* _Goal of the exercise_:
Please reproduce each of the entries below exactly as they appear.
————————
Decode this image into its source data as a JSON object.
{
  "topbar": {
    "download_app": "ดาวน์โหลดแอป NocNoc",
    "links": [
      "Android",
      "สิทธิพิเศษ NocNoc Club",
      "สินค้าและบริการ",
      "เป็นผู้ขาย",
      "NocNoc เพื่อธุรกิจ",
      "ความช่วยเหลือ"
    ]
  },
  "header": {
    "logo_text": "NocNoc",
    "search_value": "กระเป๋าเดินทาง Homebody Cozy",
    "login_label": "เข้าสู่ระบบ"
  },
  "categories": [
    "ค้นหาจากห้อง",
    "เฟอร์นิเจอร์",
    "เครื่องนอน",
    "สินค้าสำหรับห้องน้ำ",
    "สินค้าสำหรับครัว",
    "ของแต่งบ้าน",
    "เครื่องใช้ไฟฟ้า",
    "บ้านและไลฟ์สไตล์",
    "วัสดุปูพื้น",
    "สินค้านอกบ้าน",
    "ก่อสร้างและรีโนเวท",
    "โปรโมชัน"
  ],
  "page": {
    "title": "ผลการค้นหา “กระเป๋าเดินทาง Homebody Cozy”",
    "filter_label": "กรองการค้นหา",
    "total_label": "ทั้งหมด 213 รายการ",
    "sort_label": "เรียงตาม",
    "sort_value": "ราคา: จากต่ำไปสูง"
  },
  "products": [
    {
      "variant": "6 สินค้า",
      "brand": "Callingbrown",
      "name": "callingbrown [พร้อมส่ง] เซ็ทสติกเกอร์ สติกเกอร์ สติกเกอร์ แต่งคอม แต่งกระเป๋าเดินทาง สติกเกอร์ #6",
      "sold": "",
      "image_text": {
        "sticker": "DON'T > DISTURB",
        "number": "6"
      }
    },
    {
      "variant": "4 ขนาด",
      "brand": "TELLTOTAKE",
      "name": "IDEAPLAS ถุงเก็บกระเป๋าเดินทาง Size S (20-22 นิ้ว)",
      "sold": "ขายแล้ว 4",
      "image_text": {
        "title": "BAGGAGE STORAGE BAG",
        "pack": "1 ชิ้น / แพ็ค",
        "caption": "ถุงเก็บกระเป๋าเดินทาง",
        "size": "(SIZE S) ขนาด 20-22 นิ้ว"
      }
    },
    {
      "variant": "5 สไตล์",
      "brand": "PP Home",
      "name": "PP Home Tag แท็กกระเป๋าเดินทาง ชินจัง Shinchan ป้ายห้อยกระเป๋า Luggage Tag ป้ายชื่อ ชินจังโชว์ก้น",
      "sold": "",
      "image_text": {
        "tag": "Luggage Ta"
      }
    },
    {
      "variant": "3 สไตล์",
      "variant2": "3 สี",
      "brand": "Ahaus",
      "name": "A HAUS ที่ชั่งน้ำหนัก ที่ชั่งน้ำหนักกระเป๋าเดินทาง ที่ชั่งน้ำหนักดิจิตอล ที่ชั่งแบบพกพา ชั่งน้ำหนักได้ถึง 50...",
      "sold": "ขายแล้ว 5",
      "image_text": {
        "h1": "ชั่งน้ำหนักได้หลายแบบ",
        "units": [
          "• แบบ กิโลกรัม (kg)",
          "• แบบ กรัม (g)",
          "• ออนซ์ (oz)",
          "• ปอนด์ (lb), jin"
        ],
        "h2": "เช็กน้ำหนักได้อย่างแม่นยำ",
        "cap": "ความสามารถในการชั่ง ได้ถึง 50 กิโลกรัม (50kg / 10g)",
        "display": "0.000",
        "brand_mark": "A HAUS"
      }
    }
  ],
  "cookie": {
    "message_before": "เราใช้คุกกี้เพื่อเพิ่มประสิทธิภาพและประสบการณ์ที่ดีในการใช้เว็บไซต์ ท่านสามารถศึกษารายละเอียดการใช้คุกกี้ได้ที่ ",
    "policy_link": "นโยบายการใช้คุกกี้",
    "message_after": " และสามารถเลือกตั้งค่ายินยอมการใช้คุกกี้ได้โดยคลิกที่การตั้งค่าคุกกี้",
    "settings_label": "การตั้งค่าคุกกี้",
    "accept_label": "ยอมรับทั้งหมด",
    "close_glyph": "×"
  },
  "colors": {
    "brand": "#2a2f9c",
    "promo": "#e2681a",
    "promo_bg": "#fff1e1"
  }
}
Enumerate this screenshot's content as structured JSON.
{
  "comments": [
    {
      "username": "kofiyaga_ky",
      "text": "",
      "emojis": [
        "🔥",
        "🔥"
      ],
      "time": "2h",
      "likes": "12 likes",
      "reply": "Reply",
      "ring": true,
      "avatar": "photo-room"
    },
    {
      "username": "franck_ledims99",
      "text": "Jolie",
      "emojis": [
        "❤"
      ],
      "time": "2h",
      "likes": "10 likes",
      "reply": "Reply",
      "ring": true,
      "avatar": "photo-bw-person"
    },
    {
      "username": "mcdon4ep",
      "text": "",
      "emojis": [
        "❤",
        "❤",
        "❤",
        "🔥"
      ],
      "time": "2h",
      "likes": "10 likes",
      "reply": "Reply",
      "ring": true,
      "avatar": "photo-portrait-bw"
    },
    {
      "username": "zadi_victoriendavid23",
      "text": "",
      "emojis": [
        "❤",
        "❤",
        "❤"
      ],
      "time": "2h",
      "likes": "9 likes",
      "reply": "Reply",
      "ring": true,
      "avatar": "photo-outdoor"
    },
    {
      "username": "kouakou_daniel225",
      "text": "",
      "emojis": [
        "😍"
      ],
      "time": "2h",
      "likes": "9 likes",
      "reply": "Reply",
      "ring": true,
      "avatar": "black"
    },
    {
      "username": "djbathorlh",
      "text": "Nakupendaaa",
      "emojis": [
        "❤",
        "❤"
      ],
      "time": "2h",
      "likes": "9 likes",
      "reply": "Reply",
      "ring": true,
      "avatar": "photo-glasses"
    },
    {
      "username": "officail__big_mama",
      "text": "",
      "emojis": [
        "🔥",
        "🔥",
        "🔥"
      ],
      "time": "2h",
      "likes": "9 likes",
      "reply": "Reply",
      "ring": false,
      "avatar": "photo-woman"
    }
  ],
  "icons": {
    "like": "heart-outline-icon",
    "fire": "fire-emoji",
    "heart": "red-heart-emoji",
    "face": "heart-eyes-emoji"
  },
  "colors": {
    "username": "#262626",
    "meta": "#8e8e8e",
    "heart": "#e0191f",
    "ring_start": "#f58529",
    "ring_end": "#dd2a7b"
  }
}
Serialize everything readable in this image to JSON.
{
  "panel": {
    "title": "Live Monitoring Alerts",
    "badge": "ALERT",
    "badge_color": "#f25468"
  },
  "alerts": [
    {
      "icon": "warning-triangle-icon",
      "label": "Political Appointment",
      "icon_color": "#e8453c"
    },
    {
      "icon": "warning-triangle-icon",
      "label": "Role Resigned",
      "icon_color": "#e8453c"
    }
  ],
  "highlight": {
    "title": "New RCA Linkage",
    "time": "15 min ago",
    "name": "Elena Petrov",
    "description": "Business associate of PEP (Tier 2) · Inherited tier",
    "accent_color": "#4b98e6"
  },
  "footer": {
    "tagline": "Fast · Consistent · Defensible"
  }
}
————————
* _Answer box_:
Decode this image into its source data as a JSON object.
{
  "topbar": {
    "download_app": "ดาวน์โหลดแอป NocNoc",
    "links": [
      "Android",
      "สิทธิพิเศษ NocNoc Club",
      "สินค้าและบริการ",
      "เป็นผู้ขาย",
      "NocNoc เพื่อธุรกิจ",
      "ความช่วยเหลือ"
    ]
  },
  "header": {
    "logo_text": "NocNoc",
    "search_value": "กระเป๋าเดินทาง Homebody Cozy",
    "login_label": "เข้าสู่ระบบ"
  },
  "categories": [
    "ค้นหาจากห้อง",
    "เฟอร์นิเจอร์",
    "เครื่องนอน",
    "สินค้าสำหรับห้องน้ำ",
    "สินค้าสำหรับครัว",
    "ของแต่งบ้าน",
    "เครื่องใช้ไฟฟ้า",
    "บ้านและไลฟ์สไตล์",
    "วัสดุปูพื้น",
    "สินค้านอกบ้าน",
    "ก่อสร้างและรีโนเวท",
    "โปรโมชัน"
  ],
  "page": {
    "title": "ผลการค้นหา “กระเป๋าเดินทาง Homebody Cozy”",
    "filter_label": "กรองการค้นหา",
    "total_label": "ทั้งหมด 213 รายการ",
    "sort_label": "เรียงตาม",
    "sort_value": "ราคา: จากต่ำไปสูง"
  },
  "products": [
    {
      "variant": "6 สินค้า",
      "brand": "Callingbrown",
      "name": "callingbrown [พร้อมส่ง] เซ็ทสติกเกอร์ สติกเกอร์ สติกเกอร์ แต่งคอม แต่งกระเป๋าเดินทาง สติกเกอร์ #6",
      "sold": "",
      "image_text": {
        "sticker": "DON'T > DISTURB",
        "number": "6"
      }
    },
    {
      "variant": "4 ขนาด",
      "brand": "TELLTOTAKE",
      "name": "IDEAPLAS ถุงเก็บกระเป๋าเดินทาง Size S (20-22 นิ้ว)",
      "sold": "ขายแล้ว 4",
      "image_text": {
        "title": "BAGGAGE STORAGE BAG",
        "pack": "1 ชิ้น / แพ็ค",
        "caption": "ถุงเก็บกระเป๋าเดินทาง",
        "size": "(SIZE S) ขนาด 20-22 นิ้ว"
      }
    },
    {
      "variant": "5 สไตล์",
      "brand": "PP Home",
      "name": "PP Home Tag แท็กกระเป๋าเดินทาง ชินจัง Shinchan ป้ายห้อยกระเป๋า Luggage Tag ป้ายชื่อ ชินจังโชว์ก้น",
      "sold": "",
      "image_text": {
        "tag": "Luggage Ta"
      }
    },
    {
      "variant": "3 สไตล์",
      "variant2": "3 สี",
      "brand": "Ahaus",
      "name": "A HAUS ที่ชั่งน้ำหนัก ที่ชั่งน้ำหนักกระเป๋าเดินทาง ที่ชั่งน้ำหนักดิจิตอล ที่ชั่งแบบพกพา ชั่งน้ำหนักได้ถึง 50...",
      "sold": "ขายแล้ว 5",
      "image_text": {
        "h1": "ชั่งน้ำหนักได้หลายแบบ",
        "units": [
          "• แบบ กิโลกรัม (kg)",
          "• แบบ กรัม (g)",
          "• ออนซ์ (oz)",
          "• ปอนด์ (lb), jin"
        ],
        "h2": "เช็กน้ำหนักได้อย่างแม่นยำ",
        "cap": "ความสามารถในการชั่ง ได้ถึง 50 กิโลกรัม (50kg / 10g)",
        "display": "0.000",
        "brand_mark": "A HAUS"
      }
    }
  ],
  "cookie": {
    "message_before": "เราใช้คุกกี้เพื่อเพิ่มประสิทธิภาพและประสบการณ์ที่ดีในการใช้เว็บไซต์ ท่านสามารถศึกษารายละเอียดการใช้คุกกี้ได้ที่ ",
    "policy_link": "นโยบายการใช้คุกกี้",
    "message_after": " และสามารถเลือกตั้งค่ายินยอมการใช้คุกกี้ได้โดยคลิกที่การตั้งค่าคุกกี้",
    "settings_label": "การตั้งค่าคุกกี้",
    "accept_label": "ยอมรับทั้งหมด",
    "close_glyph": "×"
  },
  "colors": {
    "brand": "#2a2f9c",
    "promo": "#e2681a",
    "promo_bg": "#fff1e1"
  }
}
Enumerate this screenshot's content as structured JSON.
{
  "comments": [
    {
      "username": "kofiyaga_ky",
      "text": "",
      "emojis": [
        "🔥",
        "🔥"
      ],
      "time": "2h",
      "likes": "12 likes",
      "reply": "Reply",
      "ring": true,
      "avatar": "photo-room"
    },
    {
      "username": "franck_ledims99",
      "text": "Jolie",
      "emojis": [
        "❤"
      ],
      "time": "2h",
      "likes": "10 likes",
      "reply": "Reply",
      "ring": true,
      "avatar": "photo-bw-person"
    },
    {
      "username": "mcdon4ep",
      "text": "",
      "emojis": [
        "❤",
        "❤",
        "❤",
        "🔥"
      ],
      "time": "2h",
      "likes": "10 likes",
      "reply": "Reply",
      "ring": true,
      "avatar": "photo-portrait-bw"
    },
    {
      "username": "zadi_victoriendavid23",
      "text": "",
      "emojis": [
        "❤",
        "❤",
        "❤"
      ],
      "time": "2h",
      "likes": "9 likes",
      "reply": "Reply",
      "ring": true,
      "avatar": "photo-outdoor"
    },
    {
      "username": "kouakou_daniel225",
      "text": "",
      "emojis": [
        "😍"
      ],
      "time": "2h",
      "likes": "9 likes",
      "reply": "Reply",
      "ring": true,
      "avatar": "black"
    },
    {
      "username": "djbathorlh",
      "text": "Nakupendaaa",
      "emojis": [
        "❤",
        "❤"
      ],
      "time": "2h",
      "likes": "9 likes",
      "reply": "Reply",
      "ring": true,
      "avatar": "photo-glasses"
    },
    {
      "username": "officail__big_mama",
      "text": "",
      "emojis": [
        "🔥",
        "🔥",
        "🔥"
      ],
      "time": "2h",
      "likes": "9 likes",
      "reply": "Reply",
      "ring": false,
      "avatar": "photo-woman"
    }
  ],
  "icons": {
    "like": "heart-outline-icon",
    "fire": "fire-emoji",
    "heart": "red-heart-emoji",
    "face": "heart-eyes-emoji"
  },
  "colors": {
    "username": "#262626",
    "meta": "#8e8e8e",
    "heart": "#e0191f",
    "ring_start": "#f58529",
    "ring_end": "#dd2a7b"
  }
}
Serialize everything readable in this image to JSON.
{
  "panel": {
    "title": "Live Monitoring Alerts",
    "badge": "ALERT",
    "badge_color": "#f25468"
  },
  "alerts": [
    {
      "icon": "warning-triangle-icon",
      "label": "Political Appointment",
      "icon_color": "#e8453c"
    },
    {
      "icon": "warning-triangle-icon",
      "label": "Role Resigned",
      "icon_color": "#e8453c"
    }
  ],
  "highlight": {
    "title": "New RCA Linkage",
    "time": "15 min ago",
    "name": "Elena Petrov",
    "description": "Business associate of PEP (Tier 2) · Inherited tier",
    "accent_color": "#4b98e6"
  },
  "footer": {
    "tagline": "Fast · Consistent · Defensible"
  }
}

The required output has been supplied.